Wimbledon. That holiest of holies. I was enthralled by it before I ever even picked up a racquet. And once I became a tennis player, it became even more attractive. It is what the Louvre is to art lovers; the America’s Cup to sailors. Loaded with history and tradition and pomp and pageantry, it has remained a constant in an ever-changing game.
Attending all four of tennis’ major tournaments (U.S. Open, Australian Open, Roland Garros, and Wimbledon) wasn’t a particular goal of mine until I decided that I wanted to go to Wimbledon for my 40th birthday, after having been to the U.S. Open several times (New York being an easy trip for us). As it turned out, getting to the Australian Open in 2005 turned out to be more do-able than Wimbledon, mostly because of the expense. Wimbledon would have to be put off for a while, if only to wrap our brain around the cost of obtaining guaranteed tickets (as opposed to flying across the Atlantic, queueing up and maybe getting in). But with two down, and Wimbledon on the horizon, we decided to tag a trip to Paris and Roland Garros on to our barge trip last spring. If all went according to plan, I would complete my spectator Grand Slam before my 50th birthday.
At the US Open, the Australian Open, and Roland Garros.
Wimbledon was the raison d’etre of our trip to Europe this summer. And once we’d committed to going to Europe, adding another dream trip of mine – sailing in Croatia – was an easy decision. Having finished our sail and saying goodbye to Pat and Emily, who would luxuriate for a few more days at a beach resort, we spent a day in the historic city of Split before flying back to London for the main event.

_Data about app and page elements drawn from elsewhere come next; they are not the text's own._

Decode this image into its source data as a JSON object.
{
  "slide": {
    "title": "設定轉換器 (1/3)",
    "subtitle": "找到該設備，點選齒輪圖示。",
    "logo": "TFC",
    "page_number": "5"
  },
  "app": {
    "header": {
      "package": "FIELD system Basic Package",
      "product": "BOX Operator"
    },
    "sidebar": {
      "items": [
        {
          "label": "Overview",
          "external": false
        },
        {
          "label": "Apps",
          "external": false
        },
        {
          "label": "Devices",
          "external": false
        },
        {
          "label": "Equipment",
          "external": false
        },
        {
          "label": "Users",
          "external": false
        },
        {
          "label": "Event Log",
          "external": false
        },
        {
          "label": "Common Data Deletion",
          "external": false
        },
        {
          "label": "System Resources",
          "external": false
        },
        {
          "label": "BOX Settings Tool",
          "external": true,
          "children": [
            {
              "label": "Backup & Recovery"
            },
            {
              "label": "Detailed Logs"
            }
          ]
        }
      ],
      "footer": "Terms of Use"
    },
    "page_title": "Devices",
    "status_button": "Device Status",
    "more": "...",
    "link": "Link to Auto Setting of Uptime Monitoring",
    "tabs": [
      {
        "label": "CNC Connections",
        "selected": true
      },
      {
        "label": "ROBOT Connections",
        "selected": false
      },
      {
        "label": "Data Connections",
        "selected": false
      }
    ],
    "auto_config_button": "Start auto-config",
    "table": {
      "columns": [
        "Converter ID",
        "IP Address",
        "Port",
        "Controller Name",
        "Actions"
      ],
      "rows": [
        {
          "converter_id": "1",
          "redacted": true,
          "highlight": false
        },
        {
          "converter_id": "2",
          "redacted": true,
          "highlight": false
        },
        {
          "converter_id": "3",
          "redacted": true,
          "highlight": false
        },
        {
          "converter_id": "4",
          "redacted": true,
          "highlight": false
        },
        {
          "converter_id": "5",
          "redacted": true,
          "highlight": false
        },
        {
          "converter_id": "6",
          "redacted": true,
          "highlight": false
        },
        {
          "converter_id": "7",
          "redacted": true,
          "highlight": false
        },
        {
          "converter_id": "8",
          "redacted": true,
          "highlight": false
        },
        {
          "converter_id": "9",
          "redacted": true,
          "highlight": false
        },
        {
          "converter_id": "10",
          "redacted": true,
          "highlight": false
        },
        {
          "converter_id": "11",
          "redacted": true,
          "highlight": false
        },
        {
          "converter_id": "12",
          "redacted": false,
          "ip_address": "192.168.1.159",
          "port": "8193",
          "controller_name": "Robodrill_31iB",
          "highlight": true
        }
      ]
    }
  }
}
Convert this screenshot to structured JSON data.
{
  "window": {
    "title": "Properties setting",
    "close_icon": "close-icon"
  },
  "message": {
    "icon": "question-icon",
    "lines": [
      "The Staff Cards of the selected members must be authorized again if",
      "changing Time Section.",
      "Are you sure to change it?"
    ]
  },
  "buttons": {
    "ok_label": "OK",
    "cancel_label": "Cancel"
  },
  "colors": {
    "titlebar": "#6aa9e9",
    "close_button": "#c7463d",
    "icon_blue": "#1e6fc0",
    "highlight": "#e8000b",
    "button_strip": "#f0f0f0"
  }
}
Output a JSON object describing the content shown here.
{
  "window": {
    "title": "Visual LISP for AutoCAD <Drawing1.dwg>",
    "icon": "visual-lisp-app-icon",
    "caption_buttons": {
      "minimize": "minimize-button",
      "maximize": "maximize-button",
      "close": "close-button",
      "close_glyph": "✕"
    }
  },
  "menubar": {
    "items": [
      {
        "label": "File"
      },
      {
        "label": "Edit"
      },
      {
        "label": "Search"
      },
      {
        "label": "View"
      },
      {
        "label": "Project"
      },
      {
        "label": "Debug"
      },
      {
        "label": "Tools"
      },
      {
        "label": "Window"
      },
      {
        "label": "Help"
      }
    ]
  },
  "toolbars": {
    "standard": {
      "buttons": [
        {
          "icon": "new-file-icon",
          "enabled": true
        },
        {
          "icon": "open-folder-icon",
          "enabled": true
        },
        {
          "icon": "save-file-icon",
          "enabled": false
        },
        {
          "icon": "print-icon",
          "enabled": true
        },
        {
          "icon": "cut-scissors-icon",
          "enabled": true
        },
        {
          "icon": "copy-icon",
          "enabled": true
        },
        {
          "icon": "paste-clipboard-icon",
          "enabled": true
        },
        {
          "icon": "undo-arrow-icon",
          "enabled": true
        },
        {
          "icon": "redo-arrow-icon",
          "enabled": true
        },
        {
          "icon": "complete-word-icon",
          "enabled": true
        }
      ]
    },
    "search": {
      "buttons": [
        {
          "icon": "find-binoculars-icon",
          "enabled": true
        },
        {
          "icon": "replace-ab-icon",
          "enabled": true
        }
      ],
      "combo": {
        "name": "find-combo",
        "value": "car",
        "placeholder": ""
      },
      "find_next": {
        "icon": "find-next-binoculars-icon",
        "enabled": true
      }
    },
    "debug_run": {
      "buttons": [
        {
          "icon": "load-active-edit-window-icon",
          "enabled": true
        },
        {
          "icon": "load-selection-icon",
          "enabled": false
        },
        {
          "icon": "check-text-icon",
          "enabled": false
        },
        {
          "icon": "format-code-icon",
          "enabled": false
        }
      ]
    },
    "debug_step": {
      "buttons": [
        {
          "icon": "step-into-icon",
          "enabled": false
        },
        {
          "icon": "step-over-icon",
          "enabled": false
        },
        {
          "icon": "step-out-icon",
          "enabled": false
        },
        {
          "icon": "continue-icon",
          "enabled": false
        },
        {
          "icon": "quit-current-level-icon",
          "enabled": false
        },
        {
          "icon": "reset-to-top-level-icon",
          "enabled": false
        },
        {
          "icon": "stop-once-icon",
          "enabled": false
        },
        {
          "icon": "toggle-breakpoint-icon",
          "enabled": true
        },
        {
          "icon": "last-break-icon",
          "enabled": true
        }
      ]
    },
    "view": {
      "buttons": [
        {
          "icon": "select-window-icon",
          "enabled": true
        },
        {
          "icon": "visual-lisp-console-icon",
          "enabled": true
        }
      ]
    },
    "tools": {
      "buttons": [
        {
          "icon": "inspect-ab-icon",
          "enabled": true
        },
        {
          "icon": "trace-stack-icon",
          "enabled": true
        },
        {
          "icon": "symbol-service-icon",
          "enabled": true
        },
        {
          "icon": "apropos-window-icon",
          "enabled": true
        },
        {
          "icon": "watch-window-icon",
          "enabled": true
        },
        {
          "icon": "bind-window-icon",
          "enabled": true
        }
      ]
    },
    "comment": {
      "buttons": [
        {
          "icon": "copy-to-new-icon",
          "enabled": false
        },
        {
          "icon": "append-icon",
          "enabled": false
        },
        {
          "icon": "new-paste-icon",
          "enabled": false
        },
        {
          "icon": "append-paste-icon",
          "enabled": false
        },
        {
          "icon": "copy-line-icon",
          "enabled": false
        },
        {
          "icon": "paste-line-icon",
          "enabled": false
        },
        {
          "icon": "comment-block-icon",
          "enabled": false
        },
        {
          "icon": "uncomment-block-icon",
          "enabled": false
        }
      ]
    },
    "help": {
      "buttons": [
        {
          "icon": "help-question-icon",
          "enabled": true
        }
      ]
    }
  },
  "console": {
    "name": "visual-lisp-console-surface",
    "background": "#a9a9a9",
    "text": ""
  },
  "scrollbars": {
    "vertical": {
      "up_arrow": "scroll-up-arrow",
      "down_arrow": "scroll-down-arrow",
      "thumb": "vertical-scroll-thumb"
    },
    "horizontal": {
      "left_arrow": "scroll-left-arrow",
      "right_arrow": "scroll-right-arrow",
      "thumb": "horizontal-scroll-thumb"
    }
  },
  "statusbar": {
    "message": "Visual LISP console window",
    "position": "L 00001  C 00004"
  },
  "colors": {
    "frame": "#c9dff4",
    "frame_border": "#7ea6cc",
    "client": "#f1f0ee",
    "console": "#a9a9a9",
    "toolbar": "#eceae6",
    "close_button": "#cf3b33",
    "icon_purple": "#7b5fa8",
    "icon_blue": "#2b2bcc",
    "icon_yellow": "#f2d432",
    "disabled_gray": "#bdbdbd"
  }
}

Much of Split is an everyday business/industrial/port city. But the old core of the city, where we stayed in the boutique Marmont Hotel, is extraordinary.
Once we finally figured out how to get there, the Hotel Marmont was easy to find by looking for the red wall.
Perched along the Adriatic Sea, Split’s city center is a palace and military garrison built by Roman emperor Diocletian in the fourth century.
Living spaces, hotels, shops (including the curiously omnipresent opticians’ shops), restaurants, churches, and bars are woven in and among the ruins of the palace. It makes for a stunningly lovely scene, an oddly harmonious juxtaposition of past and present along the water.
Like the rest of Croatia’s ancient towns that we visited, the narrow alleys and passages are NOT car friendly.
After flying back to London from Split via Zagreb, we said our farewells to Skip and Harriet.
Hey guys! What’s our next adventure?
And we settled into our hotel in Mayfair.
Our hotel, the Athenaeum, had one of those cool “living walls.”
We used our convenient perch on Piccadilly Street to undertake more exploration of London on foot.
Finally, on our last full day in London, we headed to Wimbledon, to enjoy the first day, via tube. We were not alone, as there were crowds of people making their way to the grounds. Luckily, we had upped our style game a bit – I was wearing a skirt and jacket – because people dress up for Wimbledon. We saw many young women fully decked out in dresses or skirts with jackets, heels and – yes, most surprisingly because it was warm and sunny – panty hose (the Kate Middleton Effect?); many men wore blazers and ties. This is the reverence this event seems to require.
We made it!
One of Wimbledon’s traditions is that the prior year’s champion always plays on Centre Court on the first day. Thus, by purchasing Day 1 tickets, we were guaranteed to see Novak Djokovic play. And, he played masterfully, presaging the play that would win him the title this year.
As a bonus, we also got to see former champion Maria Sharapova play.
Aside from seeing some of the biggest names in the game on court, we gawked at the royal box (didn’t recognize anyone) and the players’ box (yes, that was Boris Becker), and marveled at the beauty and perfection of the lawn and the grounds. As we wandered the grounds, we bumped into a few players leaving or going to their courts (Jelena Jankovic, Urszula Radwanska), as well as legends of the game (Mats Wilander).
We had Pimm’s Cups, as one does. The flowers on the grounds all hew to the Wimbledon color scheme of purple and green (as does the afghan I took to college, but that’s another story).
Now that I’ve completed my personal Grand Slam, I need to start plotting what’s next….